THE GOOD: When applying hardwood veneers to the surface of MDF substrates, there is no concern for wood grain to “transmit” through the face veneers, which happens with veneer-core panels. Therefore, MDF-Core Hardwood panels are frequently used in high-end cabinet and furniture applications.
One downside of MDF is that it is heavy, so it presents concerns for upper, hung cabinets. Water and moisture are problems for highly absorptive MDF, and it does not hold screws very well.
Combination Core (CC)

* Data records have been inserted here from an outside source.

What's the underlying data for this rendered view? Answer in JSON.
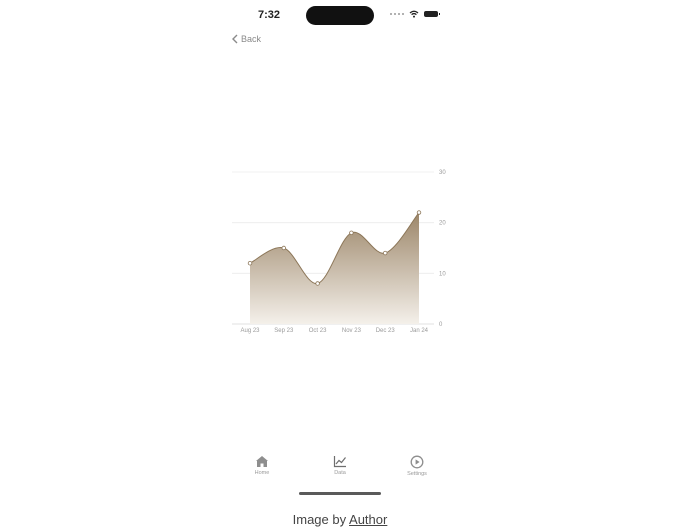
{
  "status_bar": {
    "time": "7:32"
  },
  "nav": {
    "back_label": "Back"
  },
  "chart_data": {
    "type": "area",
    "categories": [
      "Aug 23",
      "Sep 23",
      "Oct 23",
      "Nov 23",
      "Dec 23",
      "Jan 24"
    ],
    "x": [
      "Aug 23",
      "Sep 23",
      "Oct 23",
      "Nov 23",
      "Dec 23",
      "Jan 24"
    ],
    "values": [
      12,
      15,
      8,
      18,
      14,
      22
    ],
    "ylim": [
      0,
      30
    ],
    "yticks": [
      0,
      10,
      20,
      30
    ],
    "grid": true,
    "y_axis_side": "right",
    "fill_color_top": "#9c8669",
    "fill_color_bottom": "#f4f0ea",
    "line_color": "#8c7658"
  },
  "tabs": [
    {
      "label": "Home",
      "icon": "house-icon"
    },
    {
      "label": "Data",
      "icon": "chart-icon"
    },
    {
      "label": "Settings",
      "icon": "play-circle-icon"
    }
  ],
  "caption": {
    "prefix": "Image by",
    "link": "Author"
  }
}
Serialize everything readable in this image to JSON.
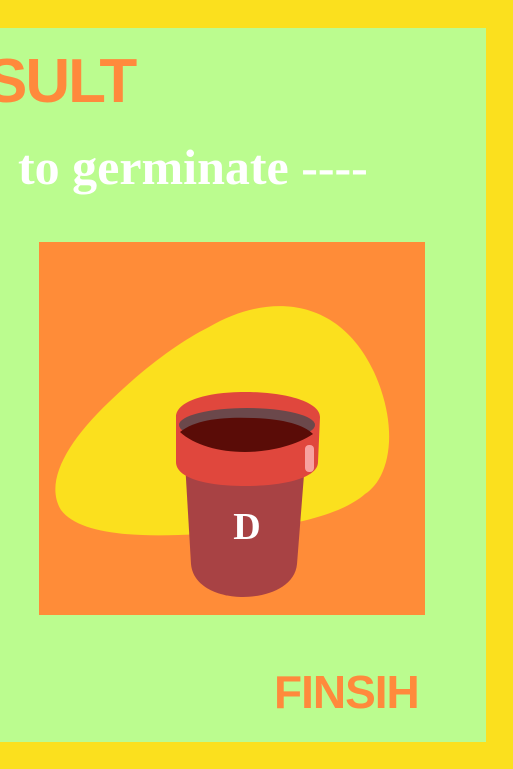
{
  "screen": {
    "title": "SULT",
    "subtitle": "to germinate ----",
    "finish_label": "FINSIH"
  },
  "pot": {
    "label": "D"
  },
  "colors": {
    "border": "#fbe01e",
    "background": "#bbfc8f",
    "accent_orange": "#ff8a3c",
    "card": "#ff8c38",
    "blob": "#fbe01e",
    "pot_body": "#a84244",
    "pot_rim": "#e0473d",
    "soil": "#5a0c07",
    "text_white": "#ffffff"
  },
  "icons": {
    "pot": "flower-pot-icon",
    "blob": "seed-blob-shape"
  }
}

Reese’s Peanut Butter Cups. Best of both worlds: Chocolate AND Peanut Butter. That’s Combination-Core. Thin MDF layers are bonded to a central “plywood” sandwich. After that pressing, the face veneers are glued on the outside. Some trade names you might hear are ArmorCore, ClassicCore, ProCore.
THE GOOD: Flat. Uniform thicknesses. Lighter than MDF or Particleboard. Stronger, greater bending/spanning properties. Loves glue. Holds screws really well because of the plywood center. The grain of the internal plies can’t telegraph thru the face veneers due to the MDF layers.
And let’s talk about that last item. As technology has improved, manufacturers are able to slice the face veneers thinner and thinner. Which makes panels more and more susceptible to sand-through. Because the MDF layer ensures that the face is very flat, you need hardly any sanding to get your surfaces prepped for finishing. That is a huge advantage.
SO, WHAT’S NOT TO LIKE? Price. Combination Core panels are 10-20% more expensive than MDF-core. Which is a bargain compared to ruining a project because you just sanded right through the face veneers of a nearly completed project. We know; we’ve been there.
We’ll mention Lumber Core here, though you would rarely see it at Valencia Lumber, if ever, because it doesn’t lend itself to the creation of high-end cabinetry and furniture, which is the world our clientele occupies.
Lumber core is made from strips of solid lumber edge-glued together to form a flat panel. A veneer crossband is applied to that, followed by face veneers. You’ll see it in imported furniture or closet shelving, it’s typically 18mm. It holds screws really well (hey, it’s solid lumber inside), and has great bending strength.